**Required action**
Scan the records below and say how many lines include the word "SETUP", giving no other text.

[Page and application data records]
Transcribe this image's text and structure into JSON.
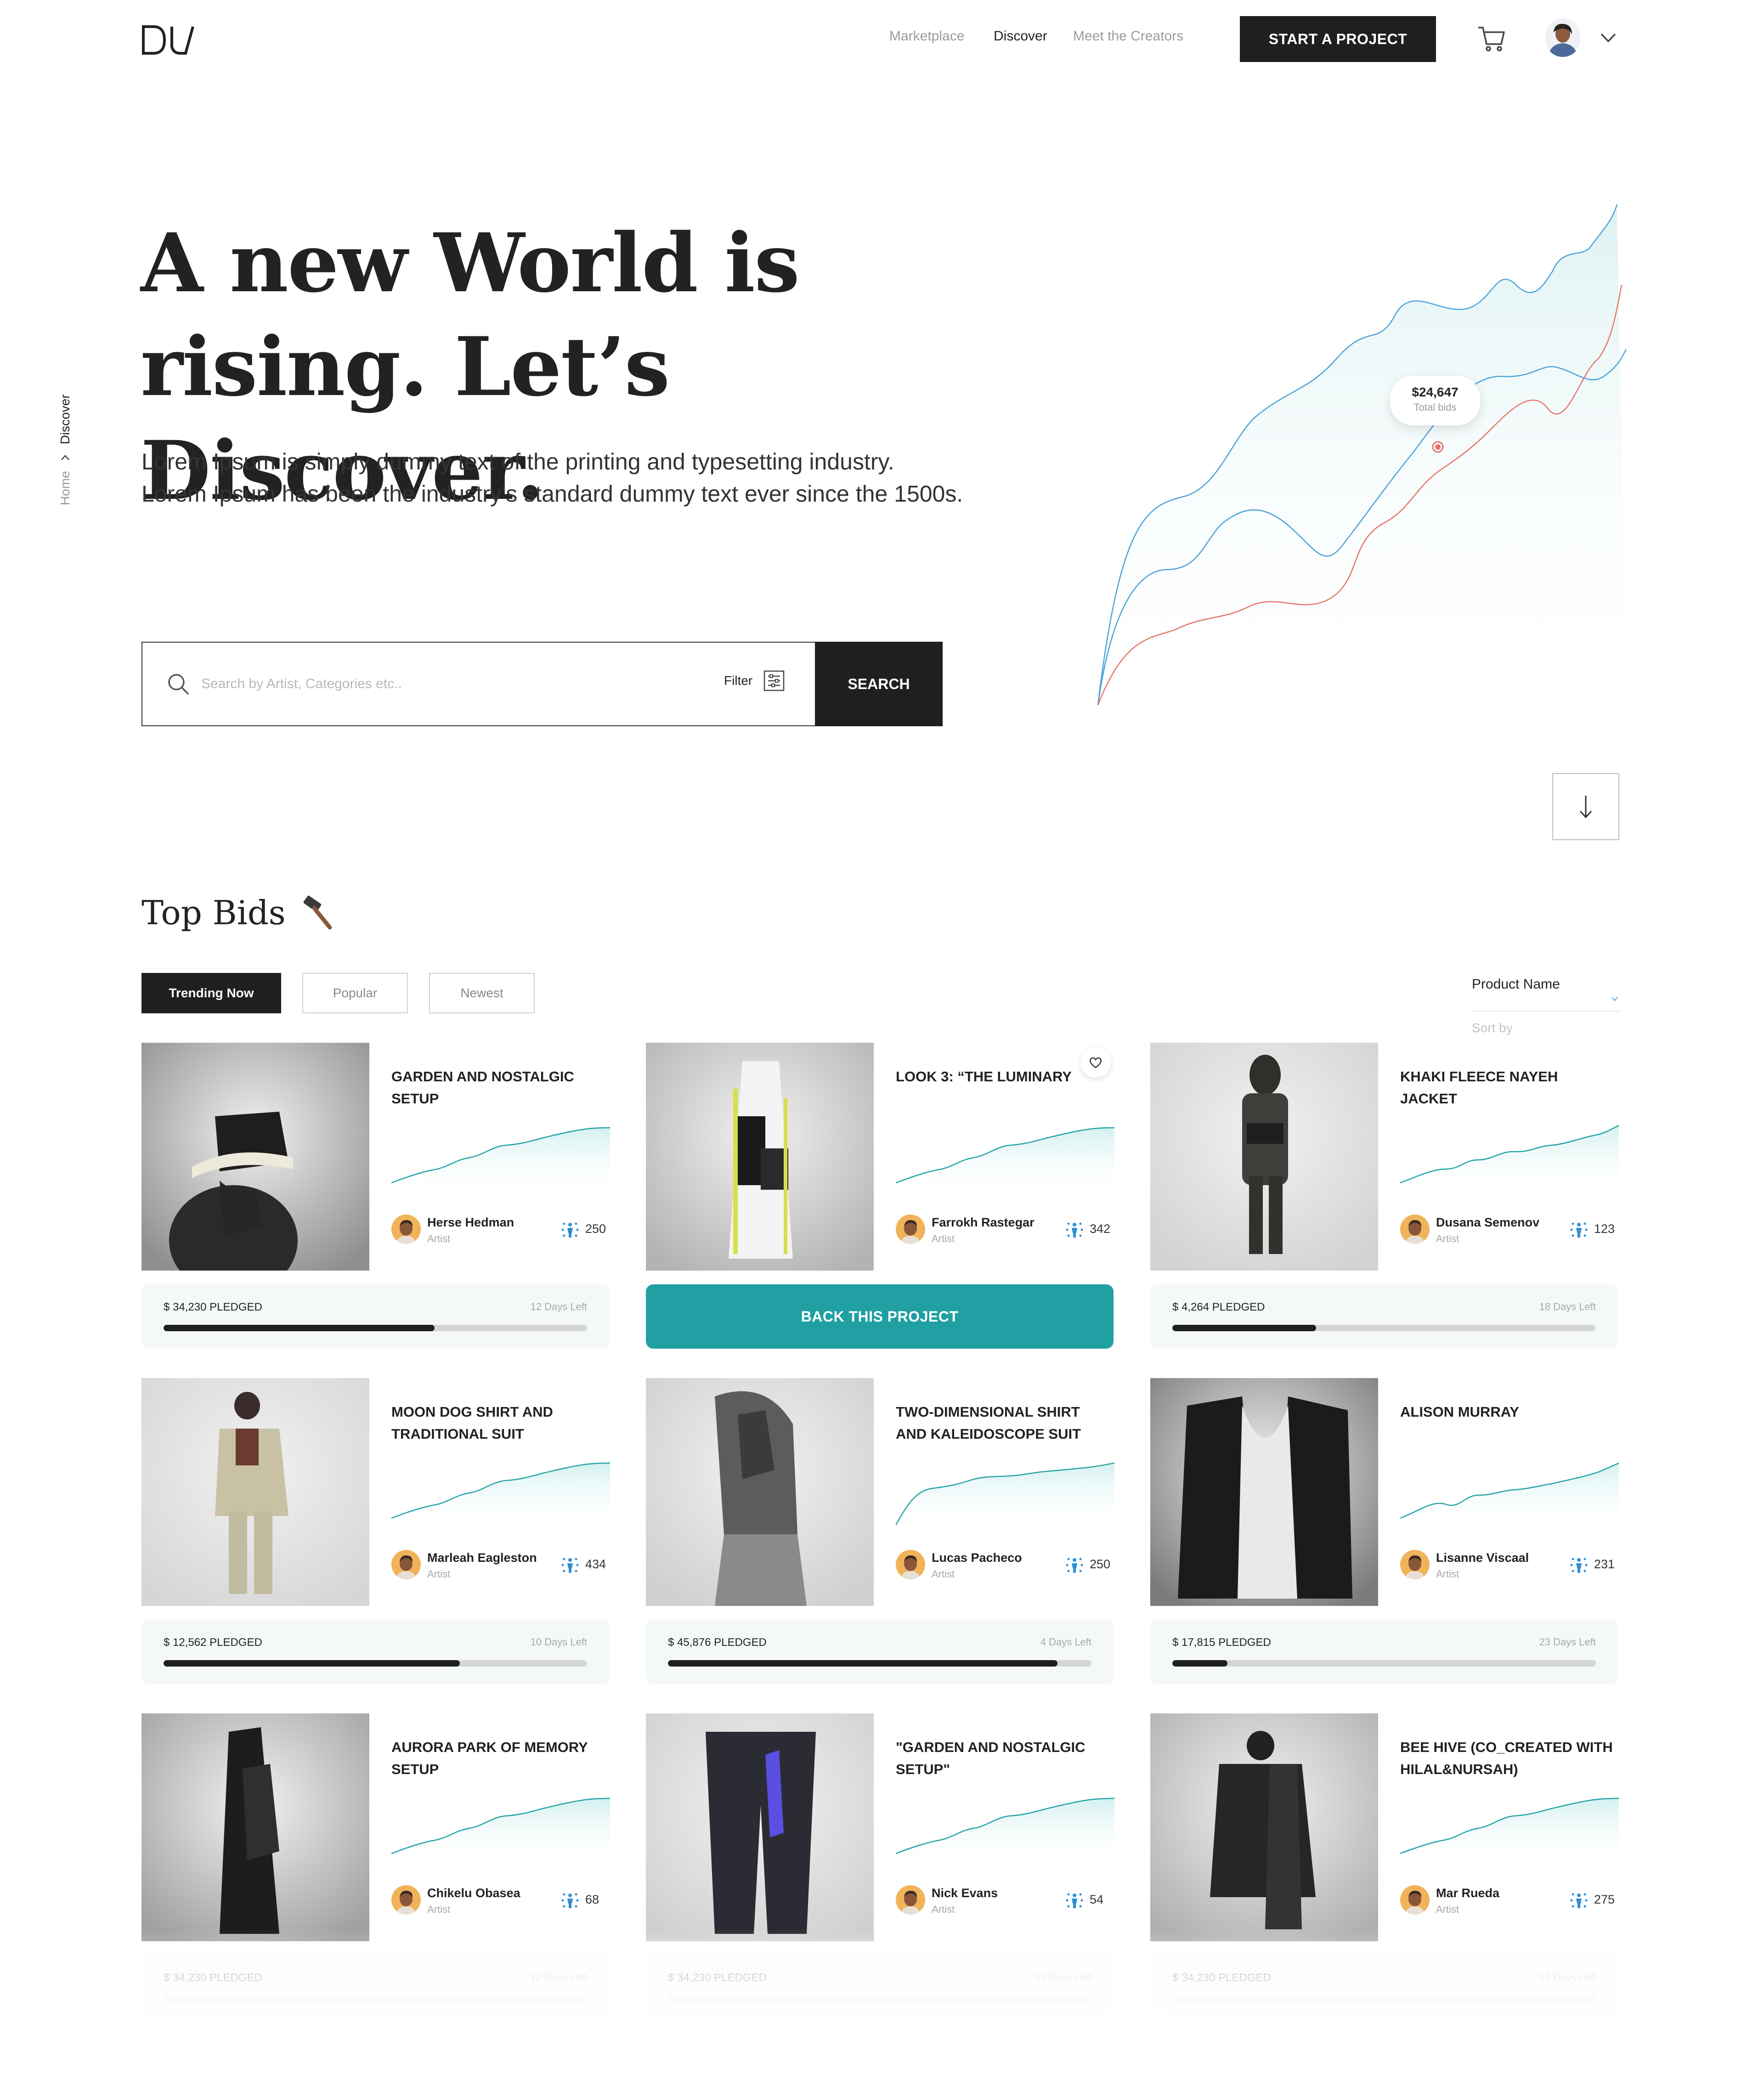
{
  "header": {
    "logo_text": "DV",
    "nav": [
      "Marketplace",
      "Discover",
      "Meet the Creators"
    ],
    "active_nav": "Discover",
    "cta_label": "START A PROJECT",
    "icons": [
      "cart-icon",
      "avatar",
      "chevron-down-icon"
    ]
  },
  "breadcrumb": {
    "home": "Home",
    "current": "Discover"
  },
  "hero": {
    "title_line1": "A new World is",
    "title_line2": "rising. Let’s Discover.",
    "sub_line1": "Lorem Ipsum is simply dummy text of the printing and typesetting industry.",
    "sub_line2": "Lorem Ipsum has been the industry's standard dummy text ever since the 1500s."
  },
  "search": {
    "placeholder": "Search by Artist, Categories etc..",
    "filter_label": "Filter",
    "button_label": "SEARCH"
  },
  "chart_data": {
    "type": "line",
    "series": [
      {},
      {},
      {}
    ],
    "tooltip_value": "$24,647",
    "tooltip_label": "Total bids",
    "colors": [
      "#4aa3d9",
      "#4aa3d9",
      "#e8736a"
    ]
  },
  "top_bids": {
    "title": "Top Bids",
    "tabs": [
      "Trending Now",
      "Popular",
      "Newest"
    ],
    "active_tab": "Trending Now",
    "sort": {
      "label": "Product Name",
      "placeholder": "Sort by"
    },
    "back_label": "BACK THIS PROJECT",
    "artist_role": "Artist",
    "cards": [
      {
        "title": "GARDEN AND NOSTALGIC SETUP",
        "artist": "Herse Hedman",
        "bids": "250",
        "pledged": "$ 34,230 PLEDGED",
        "days_left": "12 Days Left",
        "progress": 0.64
      },
      {
        "title": "LOOK 3: “THE LUMINARY",
        "artist": "Farrokh Rastegar",
        "bids": "342",
        "pledged": "",
        "days_left": "",
        "progress": 0
      },
      {
        "title": "KHAKI FLEECE NAYEH JACKET",
        "artist": "Dusana Semenov",
        "bids": "123",
        "pledged": "$ 4,264 PLEDGED",
        "days_left": "18 Days Left",
        "progress": 0.34
      },
      {
        "title": "MOON DOG SHIRT AND TRADITIONAL SUIT",
        "artist": "Marleah Eagleston",
        "bids": "434",
        "pledged": "$ 12,562 PLEDGED",
        "days_left": "10 Days Left",
        "progress": 0.7
      },
      {
        "title": "TWO-DIMENSIONAL SHIRT AND KALEIDOSCOPE SUIT",
        "artist": "Lucas Pacheco",
        "bids": "250",
        "pledged": "$ 45,876 PLEDGED",
        "days_left": "4 Days Left",
        "progress": 0.92
      },
      {
        "title": "ALISON MURRAY",
        "artist": "Lisanne Viscaal",
        "bids": "231",
        "pledged": "$ 17,815 PLEDGED",
        "days_left": "23 Days Left",
        "progress": 0.13
      },
      {
        "title": "AURORA PARK OF MEMORY SETUP",
        "artist": "Chikelu Obasea",
        "bids": "68",
        "pledged": "$ 34,230 PLEDGED",
        "days_left": "12 Days Left",
        "progress": 0
      },
      {
        "title": "\"GARDEN AND NOSTALGIC SETUP\"",
        "artist": "Nick Evans",
        "bids": "54",
        "pledged": "$ 34,230 PLEDGED",
        "days_left": "12 Days Left",
        "progress": 0
      },
      {
        "title": "BEE HIVE (CO_CREATED WITH HILAL&NURSAH)",
        "artist": "Mar Rueda",
        "bids": "275",
        "pledged": "$ 34,230 PLEDGED",
        "days_left": "17 Days Left",
        "progress": 0
      }
    ]
  }
}
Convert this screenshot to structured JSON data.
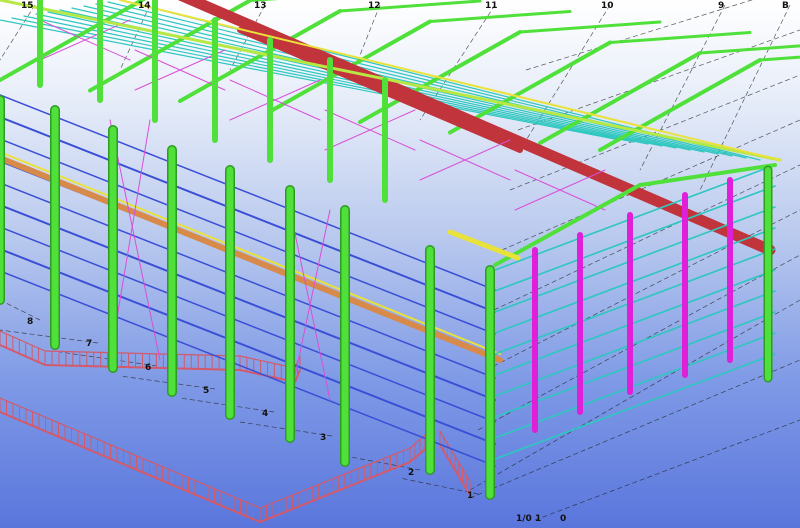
{
  "top_grid_labels": [
    "15",
    "14",
    "13",
    "12",
    "11",
    "10",
    "9",
    "B"
  ],
  "left_grid_labels": [
    "8",
    "7",
    "6",
    "5",
    "4",
    "3",
    "2",
    "1"
  ],
  "bottom_labels": [
    "1/0 1",
    "0"
  ],
  "colors": {
    "column": "#4fe03a",
    "column_dark": "#2f9a24",
    "rafter_main": "#c2343c",
    "purlin": "#2ec7c0",
    "girt": "#3a4fd6",
    "bracing": "#d94fd6",
    "magenta_column": "#e020d8",
    "beam_yellow": "#e9e23a",
    "eave": "#b7e843",
    "railing": "#d25a6a",
    "crane_beam": "#d78a4a"
  }
}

**Task answer**
3